Faculty Union, USF reach agreement

The United Faculty of Florida and USF reached a verbal agreement on the remaining issues of the collective bargaining agreement Thursday. However, the two sides are still working toward a final written agreement.

USF and UFF conducted meetings last week and this week to finalize all the articles of the contract. According to a press release sent out to the university community Thursday afternoon, the two parties had previously agreed on all articles except salaries and release time for union leadership.

Michelle Carlyon, director of media relations for USF, said President Judy Genshaft was pleased with the outcome of the negotiations.

“The president has always said she wants to reward high-performing faculty,” Carlyon said in an e-mail statement, “and we feel we’ve accomplished this with this contract.”

In the verbal agreement, the Faculty Union and USF agreed on the following: a $1,000 bonus — USF will distribute to eligible employees a one-time, lump-sum bonus of $1,000, less taxes, as appropriated by the Legislature during the 2004 Legislative session; a 5 percent merit increase pool — the university will establish a pool of funds equal to 5 percent of the payroll of eligible employees in the bargaining unit; summer compensation — the university and the Union agreed to maintain the original summer compensation plan; additional salary increases — the university will have the authority to provide additional salary increases to individual faculty situations; and finally the two parties agreed on release time for Union leadership — USF will grant release time for 15 courses per year, plus an additional three courses during the semester for which a new contract is negotiated.

Roy Weatherford, USF Faculty Union president, said after more than a year of bargaining and two years of struggling for a new contract, he thinks that the faculty will be pleased with the outcome.

“I am pleased that there appears to be (a contract) finalized in the near future,” Weatherford said Thursday night. “I am not happy, however, how the university chose to release a notice unilaterally instead of issuing a joint statement.”

The negotiations for a new contract began Jan. 7, 2003, when the collective bargaining agreements at Florida’s 11 public universities expired.

Now that the two sides have agreed on the conditions of a new contract, the details of a final written agreement are being worked on and will have to be ratified by the UFF membership and the USF Board of Trustees, the press release stated.

“If we continue to agree in the transformation of the written agreement, then I think the faculty will be very pleased with the process and the outcome,” Weatherford said.

Weatherford said he hopes that the written agreement will be finalized in a minimum of three weeks.

“We will exercise at the most diligent speed possible,” he said.

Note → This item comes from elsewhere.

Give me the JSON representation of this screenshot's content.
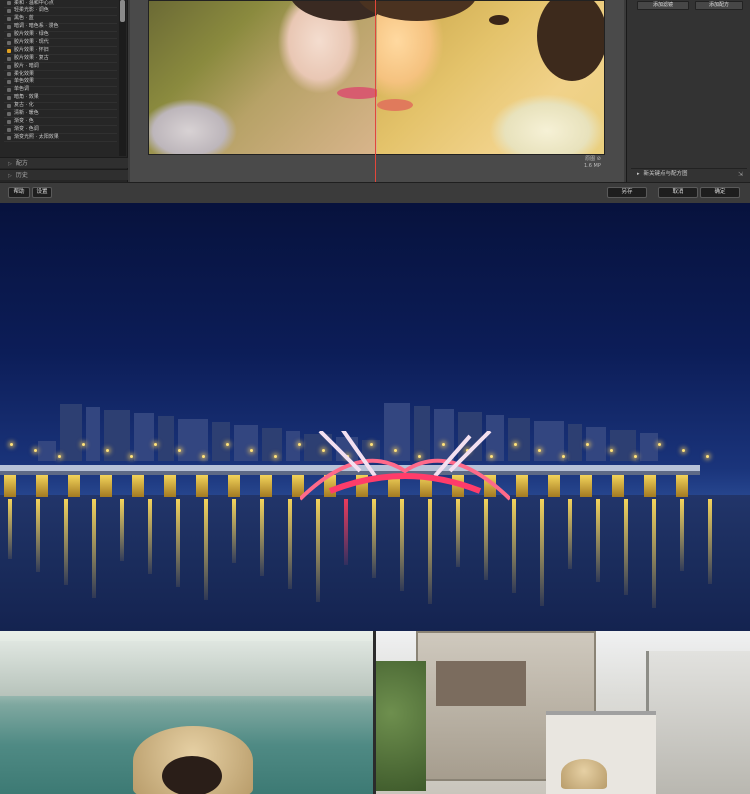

Since the contract is for the 2004-05 school year, Weatherford said that time is not a big factor, but he wants to make sure no mistakes happen and that those faculty members who filed grievances in the last two years get processed with a contract in place.

“The university did not hear legitimate faculty grievances because there hasn’t been a contract in place,” he said.

Weatherford also added that it is important for people to understand that the faculty raises require looking at evaluations and making market adjustments.

“It is not nearly as administratively controlled as it was last year with the faculty awards,” Weatherford said.

For specifics of the verbal agreement visit http://isis.fastmail.usf.edu/ur/salary/index.html .